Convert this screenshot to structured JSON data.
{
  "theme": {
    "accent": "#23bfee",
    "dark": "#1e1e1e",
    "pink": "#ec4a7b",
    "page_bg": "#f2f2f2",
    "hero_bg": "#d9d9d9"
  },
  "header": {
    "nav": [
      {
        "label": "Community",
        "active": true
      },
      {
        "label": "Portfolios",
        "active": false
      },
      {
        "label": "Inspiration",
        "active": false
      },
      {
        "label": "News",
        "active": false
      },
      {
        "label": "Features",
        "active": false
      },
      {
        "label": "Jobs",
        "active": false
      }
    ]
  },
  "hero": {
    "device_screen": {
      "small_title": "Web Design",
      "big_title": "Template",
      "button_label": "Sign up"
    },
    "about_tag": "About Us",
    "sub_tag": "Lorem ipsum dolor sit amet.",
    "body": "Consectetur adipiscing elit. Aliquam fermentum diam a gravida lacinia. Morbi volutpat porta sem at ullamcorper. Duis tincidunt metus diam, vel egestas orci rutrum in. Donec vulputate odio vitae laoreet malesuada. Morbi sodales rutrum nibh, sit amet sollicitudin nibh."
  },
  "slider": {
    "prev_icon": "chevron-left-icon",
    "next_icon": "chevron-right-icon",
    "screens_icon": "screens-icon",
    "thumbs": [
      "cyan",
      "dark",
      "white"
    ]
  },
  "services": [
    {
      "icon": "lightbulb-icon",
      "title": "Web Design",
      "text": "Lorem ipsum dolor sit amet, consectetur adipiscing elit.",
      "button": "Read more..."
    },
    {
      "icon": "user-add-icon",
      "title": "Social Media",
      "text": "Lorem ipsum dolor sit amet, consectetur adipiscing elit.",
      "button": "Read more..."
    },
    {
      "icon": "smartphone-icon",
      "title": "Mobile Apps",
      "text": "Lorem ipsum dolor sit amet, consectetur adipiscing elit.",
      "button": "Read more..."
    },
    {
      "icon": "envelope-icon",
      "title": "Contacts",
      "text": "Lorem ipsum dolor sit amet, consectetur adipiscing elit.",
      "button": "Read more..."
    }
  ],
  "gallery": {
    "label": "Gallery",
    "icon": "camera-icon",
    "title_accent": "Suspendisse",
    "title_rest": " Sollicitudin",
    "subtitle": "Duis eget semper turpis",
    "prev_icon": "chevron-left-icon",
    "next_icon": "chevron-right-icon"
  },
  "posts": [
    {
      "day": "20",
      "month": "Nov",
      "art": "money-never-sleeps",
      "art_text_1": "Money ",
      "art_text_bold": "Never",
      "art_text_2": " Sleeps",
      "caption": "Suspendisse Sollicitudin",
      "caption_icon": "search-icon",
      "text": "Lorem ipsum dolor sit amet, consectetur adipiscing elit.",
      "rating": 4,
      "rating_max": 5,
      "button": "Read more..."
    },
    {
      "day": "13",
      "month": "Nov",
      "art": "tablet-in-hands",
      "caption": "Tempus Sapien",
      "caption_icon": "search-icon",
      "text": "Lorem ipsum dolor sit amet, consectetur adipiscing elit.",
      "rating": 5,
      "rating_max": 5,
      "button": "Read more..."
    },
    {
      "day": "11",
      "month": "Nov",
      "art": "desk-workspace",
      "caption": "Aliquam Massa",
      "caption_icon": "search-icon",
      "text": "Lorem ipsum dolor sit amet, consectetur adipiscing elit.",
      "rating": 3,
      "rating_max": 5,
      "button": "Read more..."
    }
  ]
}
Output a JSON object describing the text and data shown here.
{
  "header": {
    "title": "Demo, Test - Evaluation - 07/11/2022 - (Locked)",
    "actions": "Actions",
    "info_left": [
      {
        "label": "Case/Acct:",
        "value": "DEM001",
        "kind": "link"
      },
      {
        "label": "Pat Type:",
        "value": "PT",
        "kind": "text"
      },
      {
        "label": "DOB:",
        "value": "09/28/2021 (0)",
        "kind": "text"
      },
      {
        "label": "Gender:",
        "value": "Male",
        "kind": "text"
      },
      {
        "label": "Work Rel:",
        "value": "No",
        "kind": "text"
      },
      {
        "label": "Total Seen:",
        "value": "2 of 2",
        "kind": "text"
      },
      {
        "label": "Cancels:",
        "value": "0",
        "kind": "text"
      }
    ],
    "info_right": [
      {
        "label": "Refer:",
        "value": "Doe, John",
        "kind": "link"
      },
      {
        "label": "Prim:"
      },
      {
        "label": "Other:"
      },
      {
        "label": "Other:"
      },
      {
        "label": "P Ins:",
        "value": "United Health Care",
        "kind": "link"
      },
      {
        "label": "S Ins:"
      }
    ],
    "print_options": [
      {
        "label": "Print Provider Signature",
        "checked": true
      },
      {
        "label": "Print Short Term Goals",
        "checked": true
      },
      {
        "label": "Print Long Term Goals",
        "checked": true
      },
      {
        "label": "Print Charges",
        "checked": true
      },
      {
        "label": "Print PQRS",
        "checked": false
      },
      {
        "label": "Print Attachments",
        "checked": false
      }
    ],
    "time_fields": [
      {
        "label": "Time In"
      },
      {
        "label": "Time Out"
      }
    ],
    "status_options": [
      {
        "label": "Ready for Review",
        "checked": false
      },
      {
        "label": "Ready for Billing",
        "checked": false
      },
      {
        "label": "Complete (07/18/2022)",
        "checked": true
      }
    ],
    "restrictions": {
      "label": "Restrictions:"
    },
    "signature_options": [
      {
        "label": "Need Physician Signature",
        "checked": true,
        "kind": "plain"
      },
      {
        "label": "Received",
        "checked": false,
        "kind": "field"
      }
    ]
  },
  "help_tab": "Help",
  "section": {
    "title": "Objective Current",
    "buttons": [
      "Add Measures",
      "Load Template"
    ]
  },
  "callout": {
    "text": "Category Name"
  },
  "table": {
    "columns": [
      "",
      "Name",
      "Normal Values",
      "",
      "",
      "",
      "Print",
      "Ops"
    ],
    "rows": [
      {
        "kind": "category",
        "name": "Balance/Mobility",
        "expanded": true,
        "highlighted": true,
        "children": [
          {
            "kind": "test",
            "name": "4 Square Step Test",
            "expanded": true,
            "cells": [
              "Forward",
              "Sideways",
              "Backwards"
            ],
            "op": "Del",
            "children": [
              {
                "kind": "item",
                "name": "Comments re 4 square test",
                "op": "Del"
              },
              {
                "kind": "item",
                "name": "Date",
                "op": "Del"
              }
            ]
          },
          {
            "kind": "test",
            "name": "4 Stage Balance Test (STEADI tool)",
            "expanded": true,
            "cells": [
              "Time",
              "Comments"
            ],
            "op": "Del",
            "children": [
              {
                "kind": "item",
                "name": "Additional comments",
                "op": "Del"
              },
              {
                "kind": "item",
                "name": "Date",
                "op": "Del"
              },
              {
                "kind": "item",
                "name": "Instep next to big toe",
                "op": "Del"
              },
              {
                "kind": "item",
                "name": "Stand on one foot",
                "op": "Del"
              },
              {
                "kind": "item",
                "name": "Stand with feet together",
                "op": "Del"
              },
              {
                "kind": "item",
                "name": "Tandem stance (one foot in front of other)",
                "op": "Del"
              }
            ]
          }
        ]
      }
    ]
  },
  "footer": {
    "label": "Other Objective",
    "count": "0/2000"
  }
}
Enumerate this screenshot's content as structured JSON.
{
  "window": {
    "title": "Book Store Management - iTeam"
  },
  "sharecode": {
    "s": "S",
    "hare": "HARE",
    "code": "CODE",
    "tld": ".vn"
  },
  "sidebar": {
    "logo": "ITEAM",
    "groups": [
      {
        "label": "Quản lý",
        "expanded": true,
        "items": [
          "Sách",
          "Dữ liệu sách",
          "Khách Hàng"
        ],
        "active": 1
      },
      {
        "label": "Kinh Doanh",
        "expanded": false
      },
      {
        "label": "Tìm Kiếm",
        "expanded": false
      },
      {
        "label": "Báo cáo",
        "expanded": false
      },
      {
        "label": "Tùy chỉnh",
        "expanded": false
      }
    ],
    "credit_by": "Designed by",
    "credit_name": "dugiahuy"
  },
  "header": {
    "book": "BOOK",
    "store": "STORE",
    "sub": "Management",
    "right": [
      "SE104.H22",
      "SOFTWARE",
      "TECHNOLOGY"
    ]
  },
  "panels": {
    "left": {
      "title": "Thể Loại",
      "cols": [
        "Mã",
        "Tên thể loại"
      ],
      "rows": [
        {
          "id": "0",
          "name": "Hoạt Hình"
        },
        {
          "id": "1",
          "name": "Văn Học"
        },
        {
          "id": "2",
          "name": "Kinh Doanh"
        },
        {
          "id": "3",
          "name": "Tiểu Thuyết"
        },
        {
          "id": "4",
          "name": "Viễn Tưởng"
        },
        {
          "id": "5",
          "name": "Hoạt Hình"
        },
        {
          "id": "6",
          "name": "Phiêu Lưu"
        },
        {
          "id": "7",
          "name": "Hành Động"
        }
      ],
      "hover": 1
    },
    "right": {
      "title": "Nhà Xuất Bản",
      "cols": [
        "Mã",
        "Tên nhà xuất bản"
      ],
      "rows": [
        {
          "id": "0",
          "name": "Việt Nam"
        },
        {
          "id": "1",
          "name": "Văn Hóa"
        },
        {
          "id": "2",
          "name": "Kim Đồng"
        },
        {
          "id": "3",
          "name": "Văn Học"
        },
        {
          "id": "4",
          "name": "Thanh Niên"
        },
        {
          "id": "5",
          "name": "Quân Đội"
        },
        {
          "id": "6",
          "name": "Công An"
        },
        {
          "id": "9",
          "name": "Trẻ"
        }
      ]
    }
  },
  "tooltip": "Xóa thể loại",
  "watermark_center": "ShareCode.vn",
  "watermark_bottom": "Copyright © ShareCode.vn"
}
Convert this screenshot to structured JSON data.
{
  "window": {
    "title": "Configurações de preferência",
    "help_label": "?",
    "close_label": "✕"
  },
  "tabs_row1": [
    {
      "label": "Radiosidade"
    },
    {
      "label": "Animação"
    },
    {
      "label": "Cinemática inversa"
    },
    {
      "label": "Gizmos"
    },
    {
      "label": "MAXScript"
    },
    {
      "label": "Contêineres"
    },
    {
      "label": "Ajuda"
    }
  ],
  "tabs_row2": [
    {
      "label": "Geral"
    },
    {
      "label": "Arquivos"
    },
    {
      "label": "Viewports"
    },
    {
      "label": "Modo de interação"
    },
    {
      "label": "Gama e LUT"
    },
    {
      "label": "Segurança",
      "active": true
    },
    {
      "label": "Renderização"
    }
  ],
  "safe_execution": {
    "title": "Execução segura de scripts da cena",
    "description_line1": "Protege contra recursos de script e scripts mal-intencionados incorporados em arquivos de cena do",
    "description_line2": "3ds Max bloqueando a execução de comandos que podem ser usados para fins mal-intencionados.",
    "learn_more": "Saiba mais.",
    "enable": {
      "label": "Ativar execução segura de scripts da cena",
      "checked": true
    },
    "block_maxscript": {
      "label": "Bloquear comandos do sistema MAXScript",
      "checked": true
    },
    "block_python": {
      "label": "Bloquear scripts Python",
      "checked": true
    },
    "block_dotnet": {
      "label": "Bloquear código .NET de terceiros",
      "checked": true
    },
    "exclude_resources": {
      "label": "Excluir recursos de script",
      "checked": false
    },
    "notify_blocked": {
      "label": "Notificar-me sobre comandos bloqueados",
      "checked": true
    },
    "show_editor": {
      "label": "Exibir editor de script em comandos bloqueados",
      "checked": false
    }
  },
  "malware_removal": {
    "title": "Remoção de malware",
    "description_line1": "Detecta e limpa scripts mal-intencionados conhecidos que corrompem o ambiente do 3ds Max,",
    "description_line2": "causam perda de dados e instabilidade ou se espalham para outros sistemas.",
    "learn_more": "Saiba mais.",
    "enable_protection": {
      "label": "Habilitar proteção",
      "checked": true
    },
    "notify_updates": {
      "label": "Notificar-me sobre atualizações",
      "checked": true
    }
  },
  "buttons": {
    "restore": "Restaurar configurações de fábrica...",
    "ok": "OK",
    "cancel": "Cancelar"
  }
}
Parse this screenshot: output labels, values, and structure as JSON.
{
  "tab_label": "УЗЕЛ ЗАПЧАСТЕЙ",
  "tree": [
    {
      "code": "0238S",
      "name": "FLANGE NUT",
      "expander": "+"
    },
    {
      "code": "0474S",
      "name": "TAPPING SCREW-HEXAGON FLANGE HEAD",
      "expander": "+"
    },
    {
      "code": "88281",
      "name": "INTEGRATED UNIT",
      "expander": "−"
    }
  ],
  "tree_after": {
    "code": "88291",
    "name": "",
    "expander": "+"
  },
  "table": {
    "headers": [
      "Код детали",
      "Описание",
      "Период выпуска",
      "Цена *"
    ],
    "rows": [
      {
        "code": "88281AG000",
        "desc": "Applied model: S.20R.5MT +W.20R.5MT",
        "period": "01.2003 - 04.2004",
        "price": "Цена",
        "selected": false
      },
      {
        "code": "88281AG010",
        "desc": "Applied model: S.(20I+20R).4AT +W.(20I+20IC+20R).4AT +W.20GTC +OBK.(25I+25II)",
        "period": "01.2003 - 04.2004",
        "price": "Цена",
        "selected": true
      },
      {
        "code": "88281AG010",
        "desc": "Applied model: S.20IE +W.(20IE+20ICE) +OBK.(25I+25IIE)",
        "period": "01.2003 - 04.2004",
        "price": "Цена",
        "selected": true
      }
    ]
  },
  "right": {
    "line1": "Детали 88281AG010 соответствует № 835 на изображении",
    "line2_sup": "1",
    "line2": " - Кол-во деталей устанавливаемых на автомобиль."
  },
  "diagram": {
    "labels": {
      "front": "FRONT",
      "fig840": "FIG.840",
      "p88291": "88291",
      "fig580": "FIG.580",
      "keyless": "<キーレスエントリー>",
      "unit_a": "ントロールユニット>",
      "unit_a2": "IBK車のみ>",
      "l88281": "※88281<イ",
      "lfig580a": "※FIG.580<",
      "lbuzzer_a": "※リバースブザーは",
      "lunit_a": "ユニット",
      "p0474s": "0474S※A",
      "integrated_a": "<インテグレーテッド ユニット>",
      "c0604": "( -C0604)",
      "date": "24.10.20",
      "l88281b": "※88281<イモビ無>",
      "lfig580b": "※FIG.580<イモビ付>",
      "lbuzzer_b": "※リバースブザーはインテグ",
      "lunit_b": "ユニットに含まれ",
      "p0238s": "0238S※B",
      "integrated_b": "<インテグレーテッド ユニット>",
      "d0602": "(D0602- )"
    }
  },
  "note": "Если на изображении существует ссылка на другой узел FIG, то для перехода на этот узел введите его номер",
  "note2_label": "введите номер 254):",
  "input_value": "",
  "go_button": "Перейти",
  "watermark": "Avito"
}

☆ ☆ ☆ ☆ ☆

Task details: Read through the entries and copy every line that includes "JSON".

Answer area:
Convert this screenshot to structured JSON data.
Output a JSON object describing the text and data shown here.
Enumerate this screenshot's content as structured JSON.
Convert this screenshot to structured JSON data.
Parse this screenshot: output labels, values, and structure as JSON.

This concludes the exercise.